#### Description of the task
Each entry below should be reproduced character for character.

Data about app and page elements
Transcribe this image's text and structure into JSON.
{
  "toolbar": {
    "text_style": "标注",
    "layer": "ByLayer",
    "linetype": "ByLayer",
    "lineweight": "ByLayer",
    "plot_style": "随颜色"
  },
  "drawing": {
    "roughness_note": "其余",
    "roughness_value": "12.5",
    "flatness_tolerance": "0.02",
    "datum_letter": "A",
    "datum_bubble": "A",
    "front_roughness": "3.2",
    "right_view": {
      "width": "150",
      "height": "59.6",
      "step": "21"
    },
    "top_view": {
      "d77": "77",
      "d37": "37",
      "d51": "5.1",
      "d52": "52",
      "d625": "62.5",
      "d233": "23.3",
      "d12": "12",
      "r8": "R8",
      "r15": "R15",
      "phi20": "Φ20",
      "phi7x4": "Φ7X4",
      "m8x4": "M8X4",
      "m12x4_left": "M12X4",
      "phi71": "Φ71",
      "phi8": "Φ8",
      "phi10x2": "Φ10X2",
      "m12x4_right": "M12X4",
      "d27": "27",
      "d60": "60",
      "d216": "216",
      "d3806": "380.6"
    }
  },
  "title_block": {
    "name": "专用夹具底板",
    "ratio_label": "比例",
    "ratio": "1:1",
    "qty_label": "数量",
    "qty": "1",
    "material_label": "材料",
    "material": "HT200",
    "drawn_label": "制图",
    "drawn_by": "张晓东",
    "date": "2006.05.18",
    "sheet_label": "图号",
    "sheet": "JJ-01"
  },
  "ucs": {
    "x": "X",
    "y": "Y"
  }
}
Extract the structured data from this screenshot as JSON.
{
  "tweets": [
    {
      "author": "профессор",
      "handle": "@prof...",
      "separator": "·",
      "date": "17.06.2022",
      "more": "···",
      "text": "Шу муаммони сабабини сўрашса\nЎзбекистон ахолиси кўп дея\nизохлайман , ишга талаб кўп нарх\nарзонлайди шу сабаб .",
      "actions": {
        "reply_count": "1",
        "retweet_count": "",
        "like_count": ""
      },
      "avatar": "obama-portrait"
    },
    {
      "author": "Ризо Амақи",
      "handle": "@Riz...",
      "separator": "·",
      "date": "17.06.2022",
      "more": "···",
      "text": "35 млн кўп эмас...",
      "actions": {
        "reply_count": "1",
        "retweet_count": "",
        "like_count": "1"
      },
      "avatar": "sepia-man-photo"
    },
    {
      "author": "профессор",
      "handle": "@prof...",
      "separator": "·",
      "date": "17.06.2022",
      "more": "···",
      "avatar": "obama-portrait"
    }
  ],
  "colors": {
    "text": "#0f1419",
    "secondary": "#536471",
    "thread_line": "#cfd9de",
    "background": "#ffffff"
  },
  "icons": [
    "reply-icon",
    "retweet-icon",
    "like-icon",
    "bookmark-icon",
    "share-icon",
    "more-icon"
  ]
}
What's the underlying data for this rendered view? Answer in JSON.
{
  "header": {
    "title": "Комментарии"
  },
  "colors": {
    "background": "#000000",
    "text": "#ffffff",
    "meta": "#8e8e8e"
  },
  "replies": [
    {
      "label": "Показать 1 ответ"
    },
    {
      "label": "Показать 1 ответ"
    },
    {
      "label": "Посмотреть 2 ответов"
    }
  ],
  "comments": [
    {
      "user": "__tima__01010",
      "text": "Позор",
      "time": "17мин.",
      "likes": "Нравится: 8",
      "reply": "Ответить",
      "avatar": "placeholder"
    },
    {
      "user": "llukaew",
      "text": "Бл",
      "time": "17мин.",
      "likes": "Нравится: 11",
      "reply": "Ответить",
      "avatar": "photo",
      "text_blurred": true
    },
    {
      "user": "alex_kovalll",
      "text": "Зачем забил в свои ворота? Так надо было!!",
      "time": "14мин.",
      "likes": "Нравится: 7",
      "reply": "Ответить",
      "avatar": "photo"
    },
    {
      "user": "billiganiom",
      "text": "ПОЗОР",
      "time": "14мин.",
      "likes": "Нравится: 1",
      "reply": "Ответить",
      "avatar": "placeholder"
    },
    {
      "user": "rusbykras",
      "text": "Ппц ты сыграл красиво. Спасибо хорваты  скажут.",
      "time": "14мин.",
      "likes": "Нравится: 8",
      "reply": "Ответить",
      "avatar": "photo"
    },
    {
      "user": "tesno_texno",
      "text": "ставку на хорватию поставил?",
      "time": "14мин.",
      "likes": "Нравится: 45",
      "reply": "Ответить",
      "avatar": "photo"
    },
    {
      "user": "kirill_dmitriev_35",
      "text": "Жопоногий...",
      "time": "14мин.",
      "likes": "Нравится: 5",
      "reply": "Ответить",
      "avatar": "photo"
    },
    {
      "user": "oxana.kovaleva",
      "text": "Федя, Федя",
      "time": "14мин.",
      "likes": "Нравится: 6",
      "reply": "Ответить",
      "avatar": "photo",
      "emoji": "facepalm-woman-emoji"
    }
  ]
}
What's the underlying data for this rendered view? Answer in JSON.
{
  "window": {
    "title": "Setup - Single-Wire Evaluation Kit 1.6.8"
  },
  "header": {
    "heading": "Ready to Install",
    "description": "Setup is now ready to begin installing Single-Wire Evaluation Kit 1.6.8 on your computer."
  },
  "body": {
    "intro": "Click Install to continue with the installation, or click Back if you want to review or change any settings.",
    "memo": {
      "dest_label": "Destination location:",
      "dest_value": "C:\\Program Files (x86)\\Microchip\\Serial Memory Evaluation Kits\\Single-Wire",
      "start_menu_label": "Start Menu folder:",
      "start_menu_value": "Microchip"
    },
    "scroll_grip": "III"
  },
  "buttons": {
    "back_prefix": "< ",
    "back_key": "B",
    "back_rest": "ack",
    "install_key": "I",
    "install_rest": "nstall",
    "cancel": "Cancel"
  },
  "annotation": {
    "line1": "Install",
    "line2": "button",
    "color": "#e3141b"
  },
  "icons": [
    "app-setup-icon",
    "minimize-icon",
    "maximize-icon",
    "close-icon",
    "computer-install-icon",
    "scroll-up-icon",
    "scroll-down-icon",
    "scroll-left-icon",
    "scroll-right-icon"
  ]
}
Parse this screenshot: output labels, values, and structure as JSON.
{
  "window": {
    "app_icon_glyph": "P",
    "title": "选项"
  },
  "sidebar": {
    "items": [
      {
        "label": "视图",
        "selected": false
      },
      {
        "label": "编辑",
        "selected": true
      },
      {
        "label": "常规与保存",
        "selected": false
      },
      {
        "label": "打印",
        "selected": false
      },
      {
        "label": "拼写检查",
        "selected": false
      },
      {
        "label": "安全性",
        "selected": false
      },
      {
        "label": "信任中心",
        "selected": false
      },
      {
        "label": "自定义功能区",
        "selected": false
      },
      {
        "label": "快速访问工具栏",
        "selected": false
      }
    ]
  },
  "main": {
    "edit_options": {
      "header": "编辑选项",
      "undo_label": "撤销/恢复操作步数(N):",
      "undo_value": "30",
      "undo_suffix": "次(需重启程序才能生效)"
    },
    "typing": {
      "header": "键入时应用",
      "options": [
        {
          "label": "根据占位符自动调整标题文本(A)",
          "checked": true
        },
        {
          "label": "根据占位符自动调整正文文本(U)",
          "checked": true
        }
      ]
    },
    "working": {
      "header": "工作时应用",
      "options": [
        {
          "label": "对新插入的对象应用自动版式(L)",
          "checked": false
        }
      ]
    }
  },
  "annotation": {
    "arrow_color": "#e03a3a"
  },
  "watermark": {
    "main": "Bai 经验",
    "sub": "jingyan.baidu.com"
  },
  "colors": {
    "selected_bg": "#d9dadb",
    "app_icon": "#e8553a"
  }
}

#### Exercise solution
Transcribe this image's text and structure into JSON.
{
  "toolbar": {
    "text_style": "标注",
    "layer": "ByLayer",
    "linetype": "ByLayer",
    "lineweight": "ByLayer",
    "plot_style": "随颜色"
  },
  "drawing": {
    "roughness_note": "其余",
    "roughness_value": "12.5",
    "flatness_tolerance": "0.02",
    "datum_letter": "A",
    "datum_bubble": "A",
    "front_roughness": "3.2",
    "right_view": {
      "width": "150",
      "height": "59.6",
      "step": "21"
    },
    "top_view": {
      "d77": "77",
      "d37": "37",
      "d51": "5.1",
      "d52": "52",
      "d625": "62.5",
      "d233": "23.3",
      "d12": "12",
      "r8": "R8",
      "r15": "R15",
      "phi20": "Φ20",
      "phi7x4": "Φ7X4",
      "m8x4": "M8X4",
      "m12x4_left": "M12X4",
      "phi71": "Φ71",
      "phi8": "Φ8",
      "phi10x2": "Φ10X2",
      "m12x4_right": "M12X4",
      "d27": "27",
      "d60": "60",
      "d216": "216",
      "d3806": "380.6"
    }
  },
  "title_block": {
    "name": "专用夹具底板",
    "ratio_label": "比例",
    "ratio": "1:1",
    "qty_label": "数量",
    "qty": "1",
    "material_label": "材料",
    "material": "HT200",
    "drawn_label": "制图",
    "drawn_by": "张晓东",
    "date": "2006.05.18",
    "sheet_label": "图号",
    "sheet": "JJ-01"
  },
  "ucs": {
    "x": "X",
    "y": "Y"
  }
}
Extract the structured data from this screenshot as JSON.
{
  "tweets": [
    {
      "author": "профессор",
      "handle": "@prof...",
      "separator": "·",
      "date": "17.06.2022",
      "more": "···",
      "text": "Шу муаммони сабабини сўрашса\nЎзбекистон ахолиси кўп дея\nизохлайман , ишга талаб кўп нарх\nарзонлайди шу сабаб .",
      "actions": {
        "reply_count": "1",
        "retweet_count": "",
        "like_count": ""
      },
      "avatar": "obama-portrait"
    },
    {
      "author": "Ризо Амақи",
      "handle": "@Riz...",
      "separator": "·",
      "date": "17.06.2022",
      "more": "···",
      "text": "35 млн кўп эмас...",
      "actions": {
        "reply_count": "1",
        "retweet_count": "",
        "like_count": "1"
      },
      "avatar": "sepia-man-photo"
    },
    {
      "author": "профессор",
      "handle": "@prof...",
      "separator": "·",
      "date": "17.06.2022",
      "more": "···",
      "avatar": "obama-portrait"
    }
  ],
  "colors": {
    "text": "#0f1419",
    "secondary": "#536471",
    "thread_line": "#cfd9de",
    "background": "#ffffff"
  },
  "icons": [
    "reply-icon",
    "retweet-icon",
    "like-icon",
    "bookmark-icon",
    "share-icon",
    "more-icon"
  ]
}
What's the underlying data for this rendered view? Answer in JSON.
{
  "header": {
    "title": "Комментарии"
  },
  "colors": {
    "background": "#000000",
    "text": "#ffffff",
    "meta": "#8e8e8e"
  },
  "replies": [
    {
      "label": "Показать 1 ответ"
    },
    {
      "label": "Показать 1 ответ"
    },
    {
      "label": "Посмотреть 2 ответов"
    }
  ],
  "comments": [
    {
      "user": "__tima__01010",
      "text": "Позор",
      "time": "17мин.",
      "likes": "Нравится: 8",
      "reply": "Ответить",
      "avatar": "placeholder"
    },
    {
      "user": "llukaew",
      "text": "Бл",
      "time": "17мин.",
      "likes": "Нравится: 11",
      "reply": "Ответить",
      "avatar": "photo",
      "text_blurred": true
    },
    {
      "user": "alex_kovalll",
      "text": "Зачем забил в свои ворота? Так надо было!!",
      "time": "14мин.",
      "likes": "Нравится: 7",
      "reply": "Ответить",
      "avatar": "photo"
    },
    {
      "user": "billiganiom",
      "text": "ПОЗОР",
      "time": "14мин.",
      "likes": "Нравится: 1",
      "reply": "Ответить",
      "avatar": "placeholder"
    },
    {
      "user": "rusbykras",
      "text": "Ппц ты сыграл красиво. Спасибо хорваты  скажут.",
      "time": "14мин.",
      "likes": "Нравится: 8",
      "reply": "Ответить",
      "avatar": "photo"
    },
    {
      "user": "tesno_texno",
      "text": "ставку на хорватию поставил?",
      "time": "14мин.",
      "likes": "Нравится: 45",
      "reply": "Ответить",
      "avatar": "photo"
    },
    {
      "user": "kirill_dmitriev_35",
      "text": "Жопоногий...",
      "time": "14мин.",
      "likes": "Нравится: 5",
      "reply": "Ответить",
      "avatar": "photo"
    },
    {
      "user": "oxana.kovaleva",
      "text": "Федя, Федя",
      "time": "14мин.",
      "likes": "Нравится: 6",
      "reply": "Ответить",
      "avatar": "photo",
      "emoji": "facepalm-woman-emoji"
    }
  ]
}
What's the underlying data for this rendered view? Answer in JSON.
{
  "window": {
    "title": "Setup - Single-Wire Evaluation Kit 1.6.8"
  },
  "header": {
    "heading": "Ready to Install",
    "description": "Setup is now ready to begin installing Single-Wire Evaluation Kit 1.6.8 on your computer."
  },
  "body": {
    "intro": "Click Install to continue with the installation, or click Back if you want to review or change any settings.",
    "memo": {
      "dest_label": "Destination location:",
      "dest_value": "C:\\Program Files (x86)\\Microchip\\Serial Memory Evaluation Kits\\Single-Wire",
      "start_menu_label": "Start Menu folder:",
      "start_menu_value": "Microchip"
    },
    "scroll_grip": "III"
  },
  "buttons": {
    "back_prefix": "< ",
    "back_key": "B",
    "back_rest": "ack",
    "install_key": "I",
    "install_rest": "nstall",
    "cancel": "Cancel"
  },
  "annotation": {
    "line1": "Install",
    "line2": "button",
    "color": "#e3141b"
  },
  "icons": [
    "app-setup-icon",
    "minimize-icon",
    "maximize-icon",
    "close-icon",
    "computer-install-icon",
    "scroll-up-icon",
    "scroll-down-icon",
    "scroll-left-icon",
    "scroll-right-icon"
  ]
}
Parse this screenshot: output labels, values, and structure as JSON.
{
  "window": {
    "app_icon_glyph": "P",
    "title": "选项"
  },
  "sidebar": {
    "items": [
      {
        "label": "视图",
        "selected": false
      },
      {
        "label": "编辑",
        "selected": true
      },
      {
        "label": "常规与保存",
        "selected": false
      },
      {
        "label": "打印",
        "selected": false
      },
      {
        "label": "拼写检查",
        "selected": false
      },
      {
        "label": "安全性",
        "selected": false
      },
      {
        "label": "信任中心",
        "selected": false
      },
      {
        "label": "自定义功能区",
        "selected": false
      },
      {
        "label": "快速访问工具栏",
        "selected": false
      }
    ]
  },
  "main": {
    "edit_options": {
      "header": "编辑选项",
      "undo_label": "撤销/恢复操作步数(N):",
      "undo_value": "30",
      "undo_suffix": "次(需重启程序才能生效)"
    },
    "typing": {
      "header": "键入时应用",
      "options": [
        {
          "label": "根据占位符自动调整标题文本(A)",
          "checked": true
        },
        {
          "label": "根据占位符自动调整正文文本(U)",
          "checked": true
        }
      ]
    },
    "working": {
      "header": "工作时应用",
      "options": [
        {
          "label": "对新插入的对象应用自动版式(L)",
          "checked": false
        }
      ]
    }
  },
  "annotation": {
    "arrow_color": "#e03a3a"
  },
  "watermark": {
    "main": "Bai 经验",
    "sub": "jingyan.baidu.com"
  },
  "colors": {
    "selected_bg": "#d9dadb",
    "app_icon": "#e8553a"
  }
}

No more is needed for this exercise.